June 17, 2008

Our summer in CommonSpot

We've had a staffing shuffle in LTS as Nicholle Stone, our director, accepted a new position. This was a bit of a setback for our project as Nicholle was doing some of the technical implementation and configuration, as well as overall project management for CommonSpot. We've added former student worker Ryan Peterson, a Technical Communications alumnus, as an LTE for CommonSpot projects, and are now moving forward.

Here are our summer projects:

--development of basic user training, specific to our configuration and needs
--a CommonSpot site for student organizations, to be developed and managed by the SSA. This will enable official student organizations to easily produce and manage their web sites with oversight by the SSA rather than our office--a major improvement in operational efficiency for all!
--train and assist in the conversion of our Athletics site (~50,000 pages)
--train and assist in the conversion of Graduate Studies site
--finalize the faculty profile entry form and display, so that faculty can easily produce their home pages and web sites
--go "live" with the academic department web sites in CommonSpot (requires training of department staff)
--creation of new college sites to correspond with academic realignment (July 1)

March 5, 2008

Sites converted so far

Here are some of the sites which have been converted into CommonSpot.
We've also added some global navigation to the template, here:

February 6, 2008

Mistakes we're not making

I read an article today on The Content Wrangler offering Michael Silverman's "top-ten-and-how-to-avoid-them" list, and I decided to review our project based on his criteria. I've paraphrased Silverman's points here to keep it brief--you may wish to read the entire article.

Mistake #1: Making Decisions by Committee [We're good: we have a group of three-four decision-makers who consult further if necessary]

Mistake #2: Not Appointing a Project Manager [We're passing: while we have no dedicated staff on the project, the shared responsibility is working.]

Mistake #3: Failing to Make a Project Plan [Passing: our plan is well-sequenced and appropriate; implementation is slow due to a shortage of available hours.]

Mistake #4: Picking a CMS Before Doing All Your Homework [Good--we dedicated a project position (2002-2006) to preparing the site, structure and users to make the transition. A knowledgable committee performed needs and feature analysis before recommending CommonSpot.]
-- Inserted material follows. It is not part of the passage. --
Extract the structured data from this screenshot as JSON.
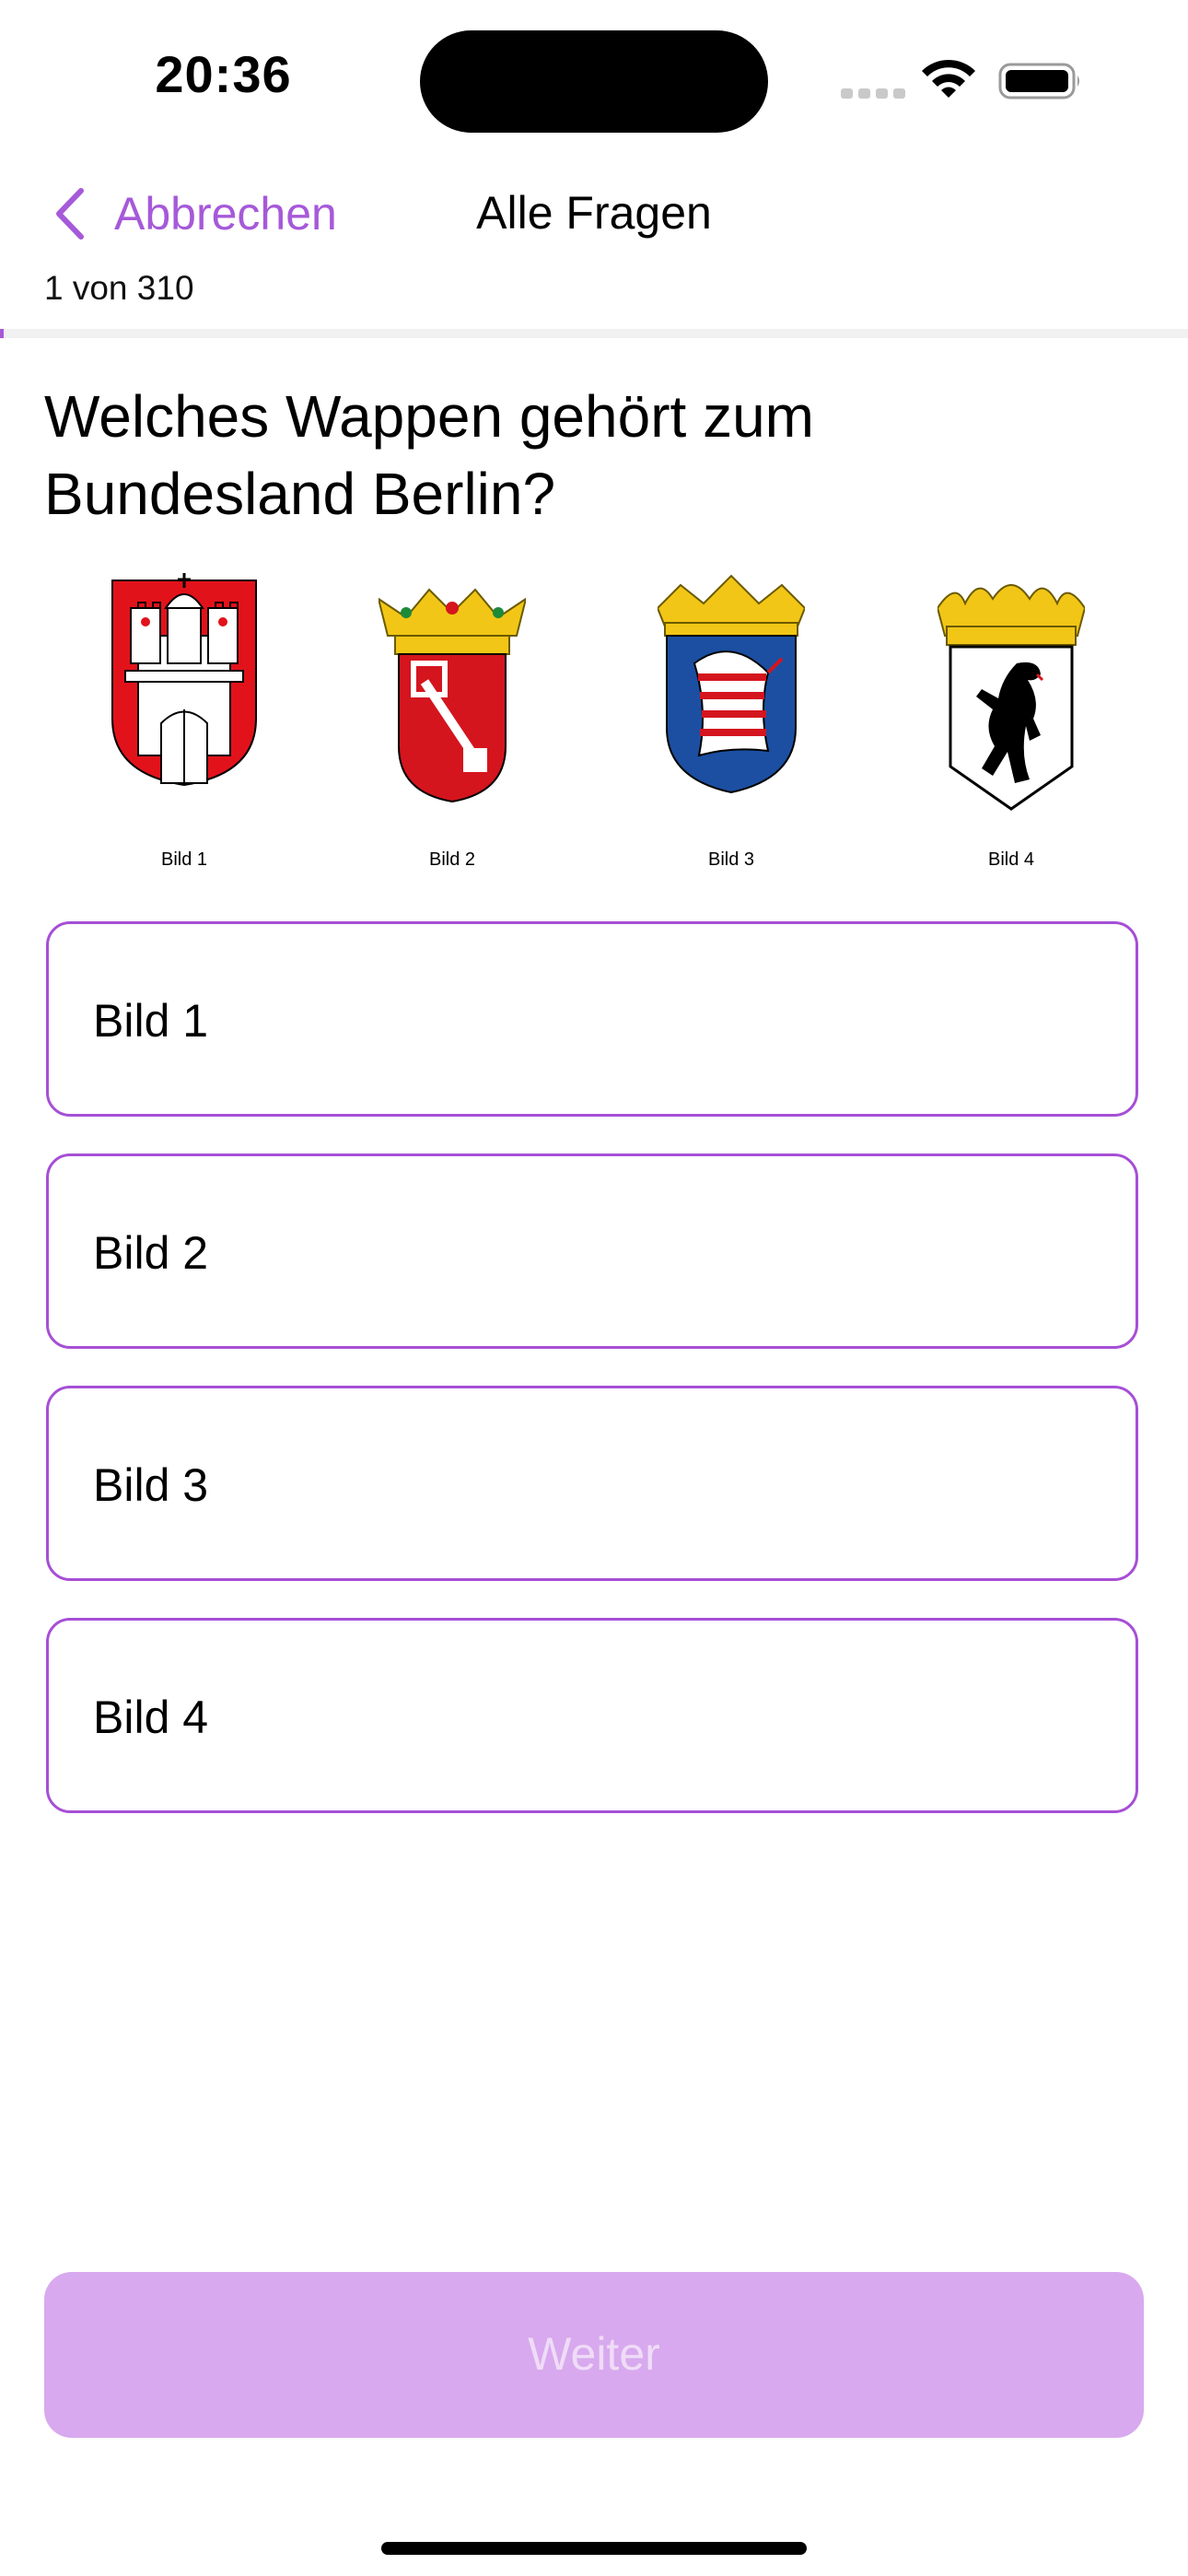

Mistake #5: Ignoring The “Simple is Better” Rule (for work flow and approval processes) [We pass, so far. We haven't brought in any users yet, though, so we'll see what happens then. ]

Mistake #6: Underestimating the job of moving old content into the new system. [Good; sort of. We haven't underestimated, but it's a huge job. And, it's difficult and time-consuming to get content owners to write-edit-review their own copy.]

Mistake #7: Waiting Too Long to Plan for Site Hosting [Does not apply, as we do our own hosting on campus]

Mistake #8: Not Making Usability a Priority [Good; under constant review and revision, though.]

Mistake #9: Not Using Real Content in the Prototypes [We pass, after a hard-learned lesson. In our last template release, we used placeholding photographs in many locations while we worked on the layout, then lived with a few of those for far too long. We have a few blocks of "lorem ipsum" in CommonSpot, but not on sites that will ever be "live."]

Mistake #10: Waiting Too Long To Start Adding New Content [Pass, but barely, and primarily because the enthusiasm for a dynamic, engaging web site far exceeds the willingness and ability to write or produce appropriate materials. See #6, above, and "the content conundrum" post on Interllectual.com.]

January 14, 2008

We move forward

Today I provided an update to the campus on the CommonSpot project. This has prompted me to look back over the late fall, and realize that we've been making some good progress. We hosted five days of CommonSpot training here for other UW campuses in early December, which helped our literacy considerably. Day to day, it seems we go two steps forward and one back, what with everyone having more than full-time jobs in addition to this project, needing to revise our thinking about web sites, and so on. But taking a longer view, I see that we've done alot, learned alot, and can see the realization of some efficiencies and ease on the horizon, if not yet in the present.

I'm now in CommonSpot every day, updating and revising pages that we have converted, navigating with some competence through the administrative sections, and making fewer wrong guesses about where some setting is located. Most of my CommonSpot work, though, has to do with determining how we should use it, what can be re-used and how, developing our informational and photographic categories, thinking about the changes in everyone's workflow and tasks.

Steve and Nicholle are both very adept in the back end. Nicholle has been writing some scripts in Cold Fusion, making them work, and has articulated the steps and the assistance we need to bring data from the university's employee database directly into CommonSpot. This will be a great efficiency, as it will allow us to reuse the same data for faculty home pages, department staff listings, and campus-wide directory information.

Steve is working on administrative configuration, styles and documention. He keeps track of the geodesic decision-making process, which drives me nuts with its multiplicity of interacting choices and routes to a final product. More than anyone else, he's the one who understands what's happening under the hood, and what we need to tweak to get our desired results. He continually pins me down, getting me to define precisely what those results should be.

We're starting to speak the language of CommonSpot correctly among ourselves! This is (obviously) essential to our ability to teach it to the rest of the campus.